**WHAT YOU SHOULD DO:** Filter the data below for the string "text" and copy each matching line.

+++ DATA EXTRACT

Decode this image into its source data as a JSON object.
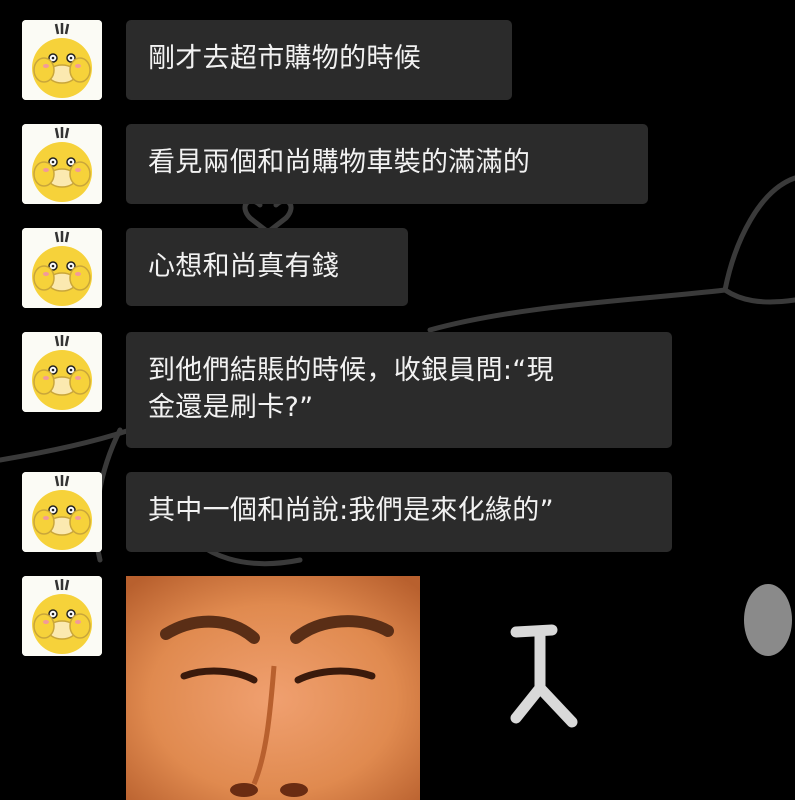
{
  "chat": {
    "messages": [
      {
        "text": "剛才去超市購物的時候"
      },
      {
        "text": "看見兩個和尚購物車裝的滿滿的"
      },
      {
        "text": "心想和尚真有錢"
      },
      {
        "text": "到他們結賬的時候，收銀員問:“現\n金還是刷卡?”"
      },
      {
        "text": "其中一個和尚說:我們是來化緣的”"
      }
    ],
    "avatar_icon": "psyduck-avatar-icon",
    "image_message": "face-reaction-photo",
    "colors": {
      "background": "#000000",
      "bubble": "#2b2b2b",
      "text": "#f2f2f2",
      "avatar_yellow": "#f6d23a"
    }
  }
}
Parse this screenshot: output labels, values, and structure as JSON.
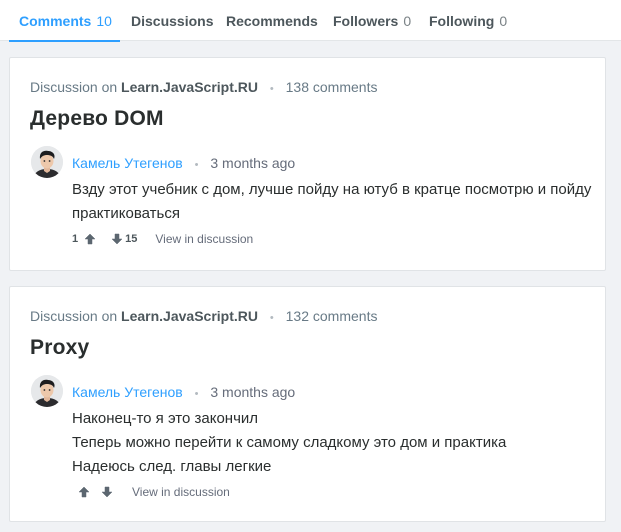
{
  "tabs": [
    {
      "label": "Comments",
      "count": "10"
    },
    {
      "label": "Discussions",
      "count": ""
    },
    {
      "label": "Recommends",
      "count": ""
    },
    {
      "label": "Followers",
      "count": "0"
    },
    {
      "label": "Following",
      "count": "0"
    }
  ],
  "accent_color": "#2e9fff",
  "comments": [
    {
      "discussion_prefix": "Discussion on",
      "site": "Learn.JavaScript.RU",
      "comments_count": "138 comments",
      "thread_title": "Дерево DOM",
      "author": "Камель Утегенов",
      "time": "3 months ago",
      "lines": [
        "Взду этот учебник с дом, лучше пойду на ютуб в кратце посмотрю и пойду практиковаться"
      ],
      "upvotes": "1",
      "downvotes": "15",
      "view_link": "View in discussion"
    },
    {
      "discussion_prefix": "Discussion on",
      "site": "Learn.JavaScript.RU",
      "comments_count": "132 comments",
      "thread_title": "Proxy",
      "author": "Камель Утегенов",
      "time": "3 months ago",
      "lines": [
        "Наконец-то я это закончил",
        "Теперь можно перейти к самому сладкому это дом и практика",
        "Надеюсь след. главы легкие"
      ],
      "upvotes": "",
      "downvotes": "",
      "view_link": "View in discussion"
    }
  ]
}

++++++

**ANSWER SPACE:**
        "text": "剛才去超市購物的時候"
        "text": "看見兩個和尚購物車裝的滿滿的"
        "text": "心想和尚真有錢"
        "text": "到他們結賬的時候，收銀員問:“現\n金還是刷卡?”"
        "text": "其中一個和尚說:我們是來化緣的”"
      "text": "#f2f2f2",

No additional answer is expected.